It is perfectly conceivable to have some sectors with rising wage growth at a time when nominal wage growth is negative. The danger is drawing conclusions from a non-random sample of three men and a dog that MW appears to have met while wandering around the (southern parts?) of the country. So I beg to differ, and so does the Bank of England’s chief economist, Andy Haldane (AH).

It is no coincidence that AH masterfully countered the MW hogwash with a speech of his own a few days later. Timing is everything. When I disagreed with the former governor Mervyn King, my usual response was to come out with a speech or write a paper to make public my counter-view, on immigration, wage growth, decoupling and much more.

Haldane identified two countervailing forces he called the “ecstasy” and the “agony”. The ecstasy is based on six main bits of evidence. First, recent revisions to GDP suggest that the UK experienced both a shallower recession, and a somewhat stronger recovery, than previously believed. Second, UK growth is reasonably well-balanced between consumption and investment, although net trade continues to disappoint. Third, CPI inflation, at 1.2 per cent, has fallen below the Bank of England’s 2 per cent inflation target, reducing the squeeze on households’ real disposable incomes. Fourth, borrowing costs remain at exceptionally low levels. Fifth, asset prices have risen, with equity prices up over 50 per cent since 2009. Finally, employment is up 1.8 million since the recession trough and 750,000 in the past year.

But this has to be set against the flies in the ointment, the agony. On the net the agony is in the ascendant. AH suggests the evidence for his agony is threefold. First, annual real wage growth has been negative for all bar three of the past 74 months and is currently running at minus 1 per cent. Second, productivity remains 15 per cent below pre-crisis trend level and was broadly unchanged in Q2 2014. Third real interest rates are around zero and have been there for close to four years.

Of particular note is the second chart from AH, showing the forecast of real wage growth by the MPC – which AH says has been forecasting sunshine tomorrow in every year since 2008 – but sadly the “heat wave has failed to materialise as the timing of recovery has been repeatedly put back”.

Importantly, Haldane asks whether these  downside surprises are likely to continue. In contrast to MW his answer is yes, not least because the rising demand for labour has been more than offset by a rise in the supply, pushing down on wage growth. This includes displaced skilled workers forced to take jobs for which they were over-qualified, rising participation rates driven in part by the abolition of the default retirement age, concerns about the adequacy of pension and saving income and changes to the benefits regime alongside increases in immigration. Haldane’s stark conclusion is “I am gloomier”. He goes on to explain why: “This reflects the mark-down in global growth, heightened geopolitical and financial risks and the weak pipeline of inflationary pressures from wages internally and commodity prices externally. Taken together, this implies interest rates could remain lower for longer, certainly than I had expected three months ago, without endangering the inflation target”.

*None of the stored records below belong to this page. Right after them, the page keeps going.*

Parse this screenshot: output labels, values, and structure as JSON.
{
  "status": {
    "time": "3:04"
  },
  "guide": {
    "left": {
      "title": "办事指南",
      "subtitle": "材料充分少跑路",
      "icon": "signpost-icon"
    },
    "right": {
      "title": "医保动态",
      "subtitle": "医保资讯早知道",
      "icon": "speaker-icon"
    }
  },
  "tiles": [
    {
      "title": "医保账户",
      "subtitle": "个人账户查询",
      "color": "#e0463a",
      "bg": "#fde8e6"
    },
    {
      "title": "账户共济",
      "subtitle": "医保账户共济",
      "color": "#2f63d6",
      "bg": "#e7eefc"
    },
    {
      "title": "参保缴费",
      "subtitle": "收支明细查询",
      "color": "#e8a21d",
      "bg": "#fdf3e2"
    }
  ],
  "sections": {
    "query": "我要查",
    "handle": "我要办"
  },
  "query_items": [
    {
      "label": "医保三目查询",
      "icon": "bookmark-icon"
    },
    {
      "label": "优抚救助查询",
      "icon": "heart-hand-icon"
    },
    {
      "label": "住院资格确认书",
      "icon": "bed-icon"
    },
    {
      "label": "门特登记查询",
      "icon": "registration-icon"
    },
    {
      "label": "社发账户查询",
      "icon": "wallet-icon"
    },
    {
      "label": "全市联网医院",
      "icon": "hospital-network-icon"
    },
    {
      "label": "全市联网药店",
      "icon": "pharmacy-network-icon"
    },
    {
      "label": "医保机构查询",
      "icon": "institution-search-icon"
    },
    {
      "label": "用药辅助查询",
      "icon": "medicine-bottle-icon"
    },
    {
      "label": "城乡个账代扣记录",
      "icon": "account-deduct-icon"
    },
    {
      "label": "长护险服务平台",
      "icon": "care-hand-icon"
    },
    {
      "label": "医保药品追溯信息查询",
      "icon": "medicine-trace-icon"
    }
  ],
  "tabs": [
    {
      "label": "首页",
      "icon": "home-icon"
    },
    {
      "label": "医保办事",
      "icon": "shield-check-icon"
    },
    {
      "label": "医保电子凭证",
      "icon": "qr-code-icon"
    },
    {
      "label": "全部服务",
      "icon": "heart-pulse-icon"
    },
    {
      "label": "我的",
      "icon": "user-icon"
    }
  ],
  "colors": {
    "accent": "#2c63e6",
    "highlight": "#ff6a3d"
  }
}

Thankfully the MPC’s latest Inflation Report in November is likely to reflect the views of its chief economist, who runs the forecast team.